Circumcision doesn’t protect gay men from AIDS
Associated Press Published: 08.30.09, 08:22 / Israel Culture
Circumcision, which has helped prevent AIDS among heterosexual men in Africa, doesn’t help protect gay men from the virus, according to the largest US study to look at the question.
The research, presented at a conference last Tuesday, is expected to influence the government’s first guidance on circumcision.
Circumcision "is not considered beneficial" in stopping the spread of HIV through gay sex, said Dr. Peter Kilmarx, of the US Centers for Disease Control and Prevention.
However, the CDC is still considering recommending it for other groups, including baby boys and high-risk heterosexual men.
UNAIDS and other international health organizations promote circumcision, the cutting away of the foreskin, as an important strategy for reducing the spread of the AIDS virus. There hasn’t been the same kind of push for circumcision in the United States.
For one thing, nearly 80% of American men are already circumcised - a much higher proportion than most other countries.
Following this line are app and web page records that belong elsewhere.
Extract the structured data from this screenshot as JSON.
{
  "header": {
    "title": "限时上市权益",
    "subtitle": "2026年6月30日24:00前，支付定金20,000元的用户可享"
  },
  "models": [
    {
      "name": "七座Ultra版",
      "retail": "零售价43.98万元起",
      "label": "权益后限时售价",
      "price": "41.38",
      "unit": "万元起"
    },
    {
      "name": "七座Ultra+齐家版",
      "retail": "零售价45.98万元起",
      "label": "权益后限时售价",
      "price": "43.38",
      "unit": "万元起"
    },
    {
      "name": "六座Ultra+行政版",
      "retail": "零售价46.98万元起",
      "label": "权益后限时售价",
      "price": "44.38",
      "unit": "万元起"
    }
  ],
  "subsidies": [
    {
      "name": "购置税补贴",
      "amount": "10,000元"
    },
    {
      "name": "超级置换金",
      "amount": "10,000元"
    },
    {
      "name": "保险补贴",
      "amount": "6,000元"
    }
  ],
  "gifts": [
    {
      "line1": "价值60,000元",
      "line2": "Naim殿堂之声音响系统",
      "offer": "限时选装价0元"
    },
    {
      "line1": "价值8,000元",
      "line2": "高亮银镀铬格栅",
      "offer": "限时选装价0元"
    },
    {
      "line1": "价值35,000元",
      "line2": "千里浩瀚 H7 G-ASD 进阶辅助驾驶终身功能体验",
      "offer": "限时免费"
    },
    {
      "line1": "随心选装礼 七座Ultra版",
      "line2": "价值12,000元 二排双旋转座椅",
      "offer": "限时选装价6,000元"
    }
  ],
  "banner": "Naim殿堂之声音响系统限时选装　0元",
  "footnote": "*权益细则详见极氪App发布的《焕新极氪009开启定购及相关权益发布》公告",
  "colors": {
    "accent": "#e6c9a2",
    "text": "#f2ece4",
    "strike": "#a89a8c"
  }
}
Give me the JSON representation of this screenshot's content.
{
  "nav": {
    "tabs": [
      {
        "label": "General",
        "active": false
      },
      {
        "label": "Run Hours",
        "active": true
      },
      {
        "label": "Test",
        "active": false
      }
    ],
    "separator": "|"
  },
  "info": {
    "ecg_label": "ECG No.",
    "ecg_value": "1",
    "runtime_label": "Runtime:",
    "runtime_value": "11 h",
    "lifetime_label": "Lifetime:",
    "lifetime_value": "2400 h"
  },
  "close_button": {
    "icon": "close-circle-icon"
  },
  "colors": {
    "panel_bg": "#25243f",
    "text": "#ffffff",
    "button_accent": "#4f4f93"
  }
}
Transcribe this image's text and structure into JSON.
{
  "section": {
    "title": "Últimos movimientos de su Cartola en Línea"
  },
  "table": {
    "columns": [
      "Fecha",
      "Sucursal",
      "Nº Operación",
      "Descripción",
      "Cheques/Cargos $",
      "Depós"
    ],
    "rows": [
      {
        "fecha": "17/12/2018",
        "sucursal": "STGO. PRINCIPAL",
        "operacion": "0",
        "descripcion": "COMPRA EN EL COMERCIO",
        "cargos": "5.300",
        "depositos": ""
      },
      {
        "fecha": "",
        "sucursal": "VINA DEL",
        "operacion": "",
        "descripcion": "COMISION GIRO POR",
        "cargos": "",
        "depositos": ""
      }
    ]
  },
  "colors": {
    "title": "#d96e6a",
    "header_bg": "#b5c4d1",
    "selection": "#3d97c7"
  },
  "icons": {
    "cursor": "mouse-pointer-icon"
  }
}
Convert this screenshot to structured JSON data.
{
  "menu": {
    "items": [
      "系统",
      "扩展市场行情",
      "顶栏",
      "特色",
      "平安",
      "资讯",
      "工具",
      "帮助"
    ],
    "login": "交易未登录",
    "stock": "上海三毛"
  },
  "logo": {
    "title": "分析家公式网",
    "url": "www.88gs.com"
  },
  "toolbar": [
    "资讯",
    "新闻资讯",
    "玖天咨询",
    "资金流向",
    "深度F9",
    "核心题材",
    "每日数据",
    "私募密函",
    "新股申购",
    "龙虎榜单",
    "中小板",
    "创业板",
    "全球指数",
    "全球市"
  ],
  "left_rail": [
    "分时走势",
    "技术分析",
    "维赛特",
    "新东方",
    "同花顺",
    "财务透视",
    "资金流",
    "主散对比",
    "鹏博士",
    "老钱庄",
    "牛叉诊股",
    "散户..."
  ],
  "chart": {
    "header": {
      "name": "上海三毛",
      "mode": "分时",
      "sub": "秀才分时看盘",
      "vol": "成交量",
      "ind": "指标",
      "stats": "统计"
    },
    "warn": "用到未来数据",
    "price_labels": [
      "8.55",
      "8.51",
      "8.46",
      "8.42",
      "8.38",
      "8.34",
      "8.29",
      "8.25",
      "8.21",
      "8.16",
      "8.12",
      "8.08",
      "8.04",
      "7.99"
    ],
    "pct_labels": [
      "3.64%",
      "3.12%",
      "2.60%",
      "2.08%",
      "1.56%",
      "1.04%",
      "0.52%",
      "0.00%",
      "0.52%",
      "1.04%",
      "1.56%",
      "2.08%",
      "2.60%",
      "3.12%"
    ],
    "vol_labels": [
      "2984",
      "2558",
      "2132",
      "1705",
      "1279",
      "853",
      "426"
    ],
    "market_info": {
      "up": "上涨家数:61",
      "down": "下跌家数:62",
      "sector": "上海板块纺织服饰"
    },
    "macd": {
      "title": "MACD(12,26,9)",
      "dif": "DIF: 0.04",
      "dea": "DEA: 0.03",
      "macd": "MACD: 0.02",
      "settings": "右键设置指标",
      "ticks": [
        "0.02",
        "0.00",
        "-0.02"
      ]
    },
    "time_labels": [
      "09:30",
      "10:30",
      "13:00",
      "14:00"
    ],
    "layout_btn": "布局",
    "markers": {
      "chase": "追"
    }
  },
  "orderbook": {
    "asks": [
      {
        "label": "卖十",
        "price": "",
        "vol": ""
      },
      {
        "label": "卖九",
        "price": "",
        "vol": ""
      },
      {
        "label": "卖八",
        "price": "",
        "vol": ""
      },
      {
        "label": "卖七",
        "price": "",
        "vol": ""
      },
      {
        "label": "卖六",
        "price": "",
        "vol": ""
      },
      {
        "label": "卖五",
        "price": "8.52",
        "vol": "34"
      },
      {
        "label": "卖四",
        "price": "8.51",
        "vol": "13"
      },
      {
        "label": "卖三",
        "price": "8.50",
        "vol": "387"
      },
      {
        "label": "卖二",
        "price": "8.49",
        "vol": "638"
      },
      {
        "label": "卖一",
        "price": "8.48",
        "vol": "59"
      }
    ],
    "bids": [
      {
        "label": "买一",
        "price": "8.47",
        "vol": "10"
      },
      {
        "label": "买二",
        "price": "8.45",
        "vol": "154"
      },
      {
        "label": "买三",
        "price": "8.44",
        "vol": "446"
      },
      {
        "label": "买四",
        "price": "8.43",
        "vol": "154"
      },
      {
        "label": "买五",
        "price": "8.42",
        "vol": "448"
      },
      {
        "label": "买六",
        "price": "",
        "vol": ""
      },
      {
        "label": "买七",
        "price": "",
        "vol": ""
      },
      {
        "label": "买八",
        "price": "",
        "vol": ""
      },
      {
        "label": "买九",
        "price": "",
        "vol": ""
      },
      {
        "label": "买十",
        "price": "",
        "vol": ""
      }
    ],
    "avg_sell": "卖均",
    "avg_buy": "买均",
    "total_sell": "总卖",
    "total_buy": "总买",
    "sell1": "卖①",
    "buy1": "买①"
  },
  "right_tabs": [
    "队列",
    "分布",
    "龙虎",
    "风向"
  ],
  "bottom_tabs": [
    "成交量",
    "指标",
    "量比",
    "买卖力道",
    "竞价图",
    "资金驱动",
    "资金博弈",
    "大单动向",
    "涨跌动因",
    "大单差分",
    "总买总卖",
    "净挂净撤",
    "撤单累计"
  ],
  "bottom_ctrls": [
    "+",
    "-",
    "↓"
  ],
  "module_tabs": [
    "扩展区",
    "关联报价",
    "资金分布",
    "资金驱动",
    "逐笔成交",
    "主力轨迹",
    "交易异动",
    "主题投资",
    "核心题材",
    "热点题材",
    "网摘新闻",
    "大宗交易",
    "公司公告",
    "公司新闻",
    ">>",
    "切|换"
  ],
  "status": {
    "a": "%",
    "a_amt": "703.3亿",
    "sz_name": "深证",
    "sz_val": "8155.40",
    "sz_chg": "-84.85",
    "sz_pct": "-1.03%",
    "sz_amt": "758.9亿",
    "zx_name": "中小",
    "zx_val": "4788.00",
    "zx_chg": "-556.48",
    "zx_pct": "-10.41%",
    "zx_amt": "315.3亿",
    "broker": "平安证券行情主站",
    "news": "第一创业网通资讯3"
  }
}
Worldwide, the male circumcision rate is estimated at about 30%.